■ **EXERCISE BRIEF**:
List every line below containing "switch".

■ **ENTRIES SUPPLIED**:
----------------

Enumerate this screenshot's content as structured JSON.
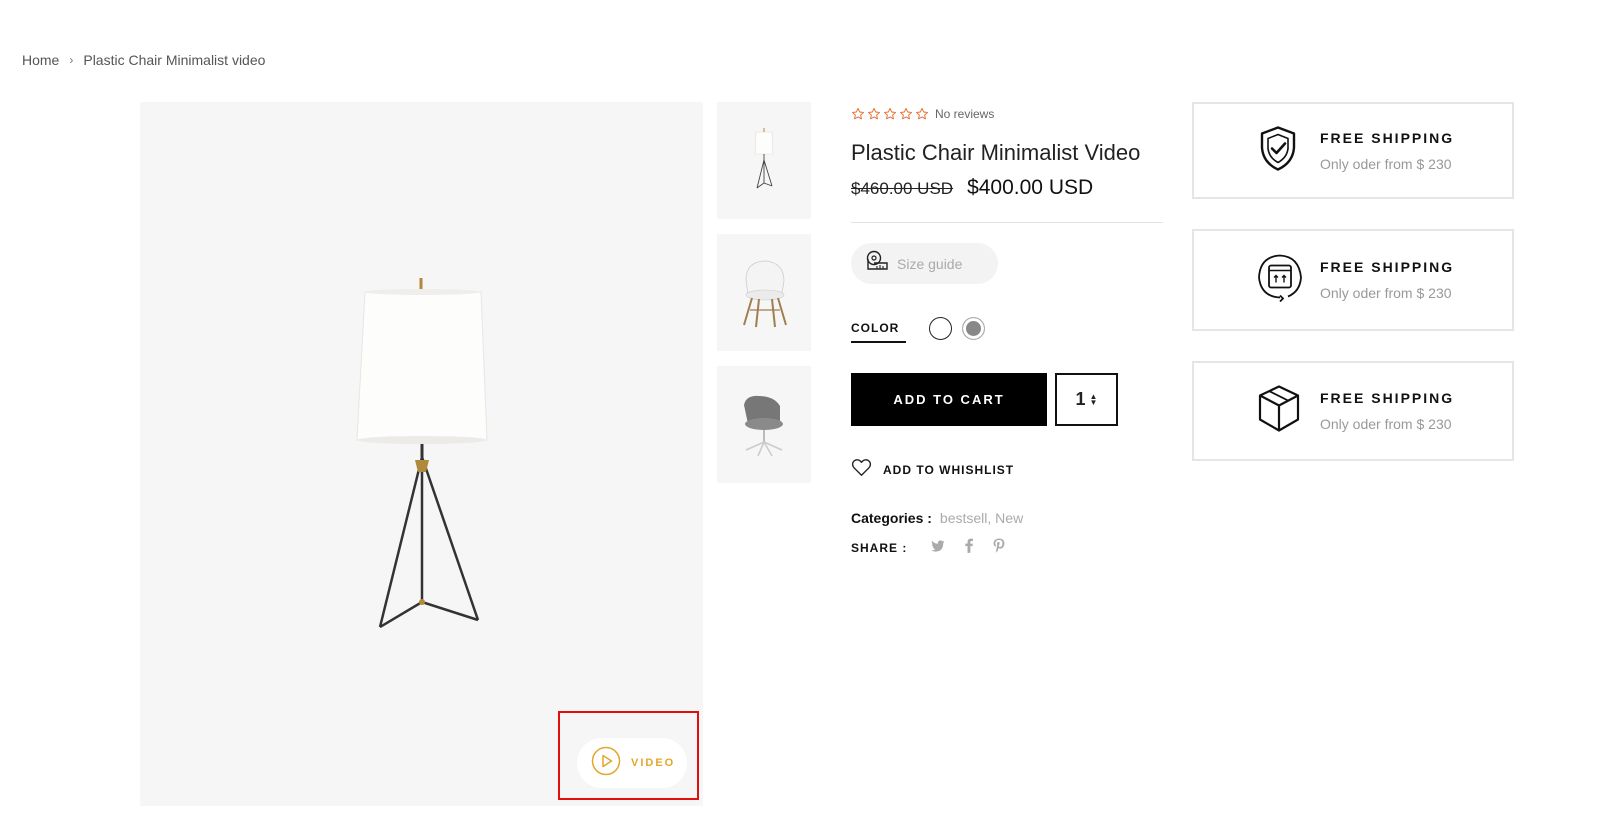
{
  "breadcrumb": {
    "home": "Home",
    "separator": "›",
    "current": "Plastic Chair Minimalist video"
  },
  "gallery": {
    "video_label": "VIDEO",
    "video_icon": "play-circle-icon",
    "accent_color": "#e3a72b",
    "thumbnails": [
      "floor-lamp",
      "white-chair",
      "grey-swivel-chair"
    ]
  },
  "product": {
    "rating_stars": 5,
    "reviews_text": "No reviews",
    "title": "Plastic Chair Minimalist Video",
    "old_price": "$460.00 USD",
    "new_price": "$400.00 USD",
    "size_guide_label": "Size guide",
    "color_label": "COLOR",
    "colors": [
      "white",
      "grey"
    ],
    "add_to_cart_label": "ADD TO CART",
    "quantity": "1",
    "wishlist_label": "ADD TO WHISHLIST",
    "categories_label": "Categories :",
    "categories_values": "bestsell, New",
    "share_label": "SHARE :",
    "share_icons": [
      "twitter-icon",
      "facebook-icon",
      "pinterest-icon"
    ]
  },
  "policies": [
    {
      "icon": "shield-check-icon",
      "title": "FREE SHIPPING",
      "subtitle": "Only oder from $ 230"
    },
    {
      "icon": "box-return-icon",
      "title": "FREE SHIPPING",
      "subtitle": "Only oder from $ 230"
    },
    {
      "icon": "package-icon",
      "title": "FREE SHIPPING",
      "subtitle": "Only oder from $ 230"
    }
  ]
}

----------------

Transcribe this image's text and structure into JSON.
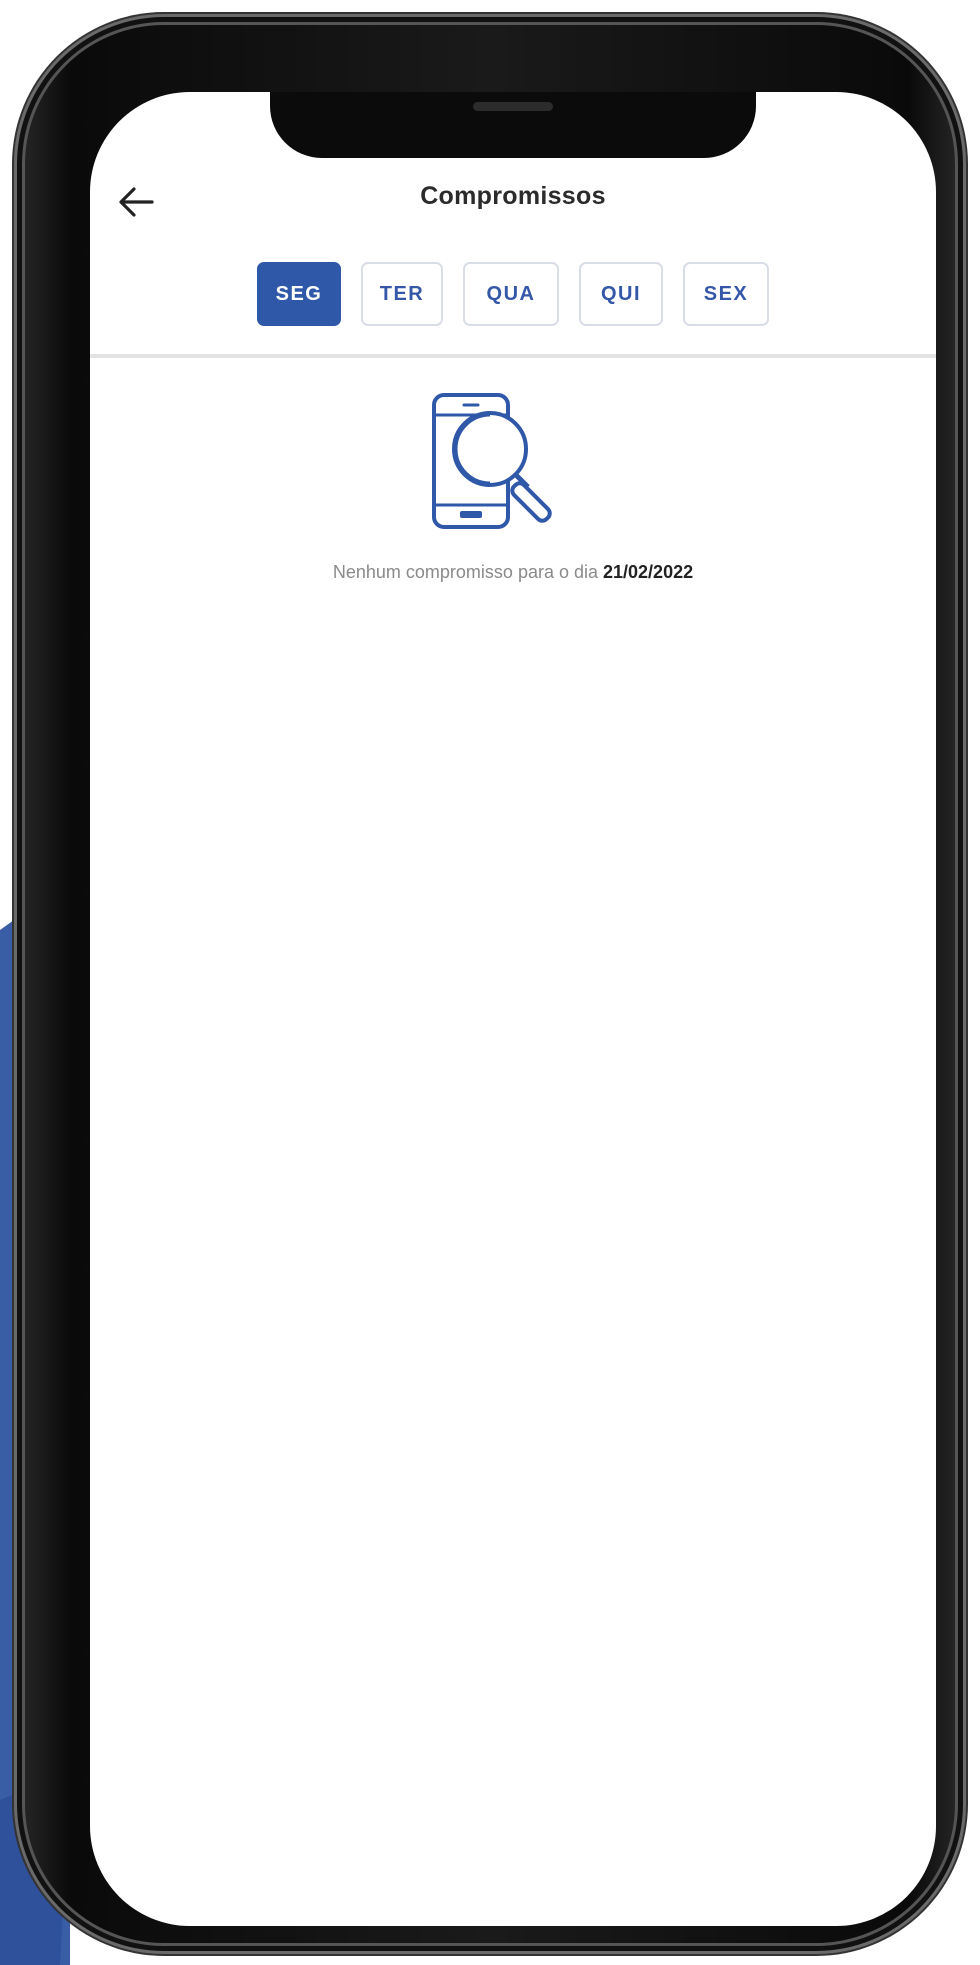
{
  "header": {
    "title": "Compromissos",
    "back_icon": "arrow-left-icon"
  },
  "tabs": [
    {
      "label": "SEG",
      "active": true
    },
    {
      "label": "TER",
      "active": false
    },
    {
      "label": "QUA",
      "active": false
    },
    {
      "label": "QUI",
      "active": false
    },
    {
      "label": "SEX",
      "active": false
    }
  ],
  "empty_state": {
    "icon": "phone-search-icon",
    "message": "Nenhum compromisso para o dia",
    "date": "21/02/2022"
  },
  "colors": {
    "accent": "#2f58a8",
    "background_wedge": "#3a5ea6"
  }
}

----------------

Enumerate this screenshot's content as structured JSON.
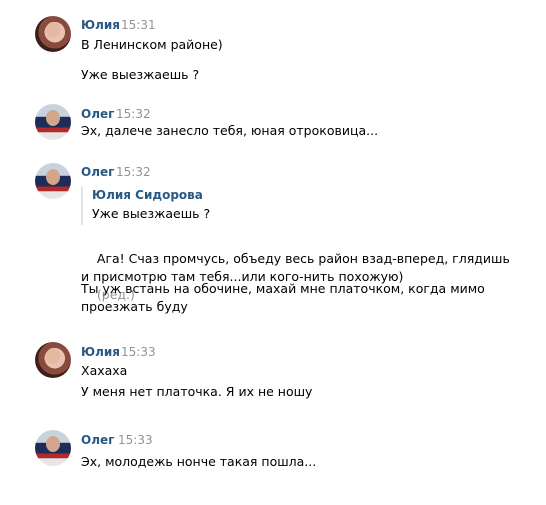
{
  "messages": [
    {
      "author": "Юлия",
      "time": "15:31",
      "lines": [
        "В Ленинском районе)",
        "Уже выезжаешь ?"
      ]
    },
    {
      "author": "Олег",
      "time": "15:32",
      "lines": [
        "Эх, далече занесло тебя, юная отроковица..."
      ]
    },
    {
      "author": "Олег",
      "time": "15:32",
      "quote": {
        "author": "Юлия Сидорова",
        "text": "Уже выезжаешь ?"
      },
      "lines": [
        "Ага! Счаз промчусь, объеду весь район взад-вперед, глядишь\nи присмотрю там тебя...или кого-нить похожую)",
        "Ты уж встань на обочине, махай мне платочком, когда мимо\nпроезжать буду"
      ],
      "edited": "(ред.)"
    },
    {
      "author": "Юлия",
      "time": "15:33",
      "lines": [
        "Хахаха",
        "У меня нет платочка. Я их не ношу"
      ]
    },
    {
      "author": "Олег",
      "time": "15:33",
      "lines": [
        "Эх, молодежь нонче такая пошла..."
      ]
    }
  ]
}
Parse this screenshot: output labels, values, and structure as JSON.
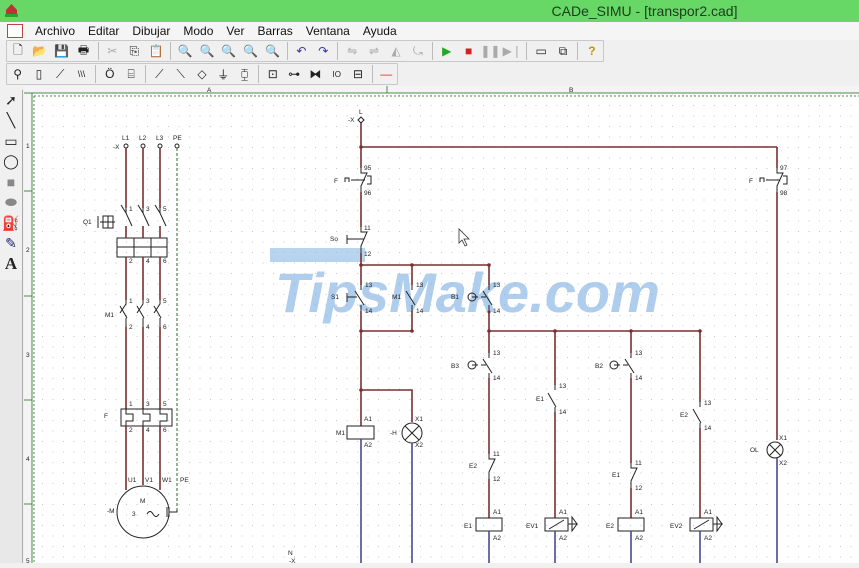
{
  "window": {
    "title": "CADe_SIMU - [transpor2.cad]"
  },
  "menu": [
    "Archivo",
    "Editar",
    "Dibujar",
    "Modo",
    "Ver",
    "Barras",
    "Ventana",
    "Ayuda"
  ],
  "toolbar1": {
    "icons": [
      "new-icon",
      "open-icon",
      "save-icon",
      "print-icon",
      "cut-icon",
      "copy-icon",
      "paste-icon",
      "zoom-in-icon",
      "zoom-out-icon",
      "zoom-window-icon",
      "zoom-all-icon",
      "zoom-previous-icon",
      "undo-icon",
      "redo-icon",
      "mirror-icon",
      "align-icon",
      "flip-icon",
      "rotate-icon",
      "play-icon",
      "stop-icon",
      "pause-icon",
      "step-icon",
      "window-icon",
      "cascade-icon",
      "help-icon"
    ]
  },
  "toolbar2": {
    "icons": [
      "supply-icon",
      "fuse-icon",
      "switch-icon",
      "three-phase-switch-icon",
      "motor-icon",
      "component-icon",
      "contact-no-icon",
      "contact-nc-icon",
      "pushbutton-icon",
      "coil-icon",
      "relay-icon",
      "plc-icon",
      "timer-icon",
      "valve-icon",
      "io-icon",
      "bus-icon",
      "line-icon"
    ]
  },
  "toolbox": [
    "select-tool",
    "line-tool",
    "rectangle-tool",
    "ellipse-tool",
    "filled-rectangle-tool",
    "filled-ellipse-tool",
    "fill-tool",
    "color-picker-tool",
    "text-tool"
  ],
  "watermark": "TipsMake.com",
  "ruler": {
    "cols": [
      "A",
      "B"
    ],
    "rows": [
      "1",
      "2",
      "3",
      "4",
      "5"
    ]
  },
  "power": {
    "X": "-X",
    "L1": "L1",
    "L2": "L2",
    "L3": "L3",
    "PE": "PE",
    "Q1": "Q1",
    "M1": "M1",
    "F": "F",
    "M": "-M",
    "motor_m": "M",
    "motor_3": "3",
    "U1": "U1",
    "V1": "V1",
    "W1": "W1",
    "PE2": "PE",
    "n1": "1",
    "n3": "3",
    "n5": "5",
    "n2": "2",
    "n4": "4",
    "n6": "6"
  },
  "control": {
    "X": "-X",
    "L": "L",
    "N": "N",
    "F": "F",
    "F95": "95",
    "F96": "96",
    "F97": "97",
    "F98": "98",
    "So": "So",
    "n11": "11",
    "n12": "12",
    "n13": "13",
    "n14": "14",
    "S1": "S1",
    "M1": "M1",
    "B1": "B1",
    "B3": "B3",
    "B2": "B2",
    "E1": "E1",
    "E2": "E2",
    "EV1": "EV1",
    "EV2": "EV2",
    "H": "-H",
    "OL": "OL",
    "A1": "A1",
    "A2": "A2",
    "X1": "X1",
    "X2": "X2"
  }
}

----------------

■ **SOLUTION FOR THIS PROBLEM**:
      "switch-icon",
      "three-phase-switch-icon",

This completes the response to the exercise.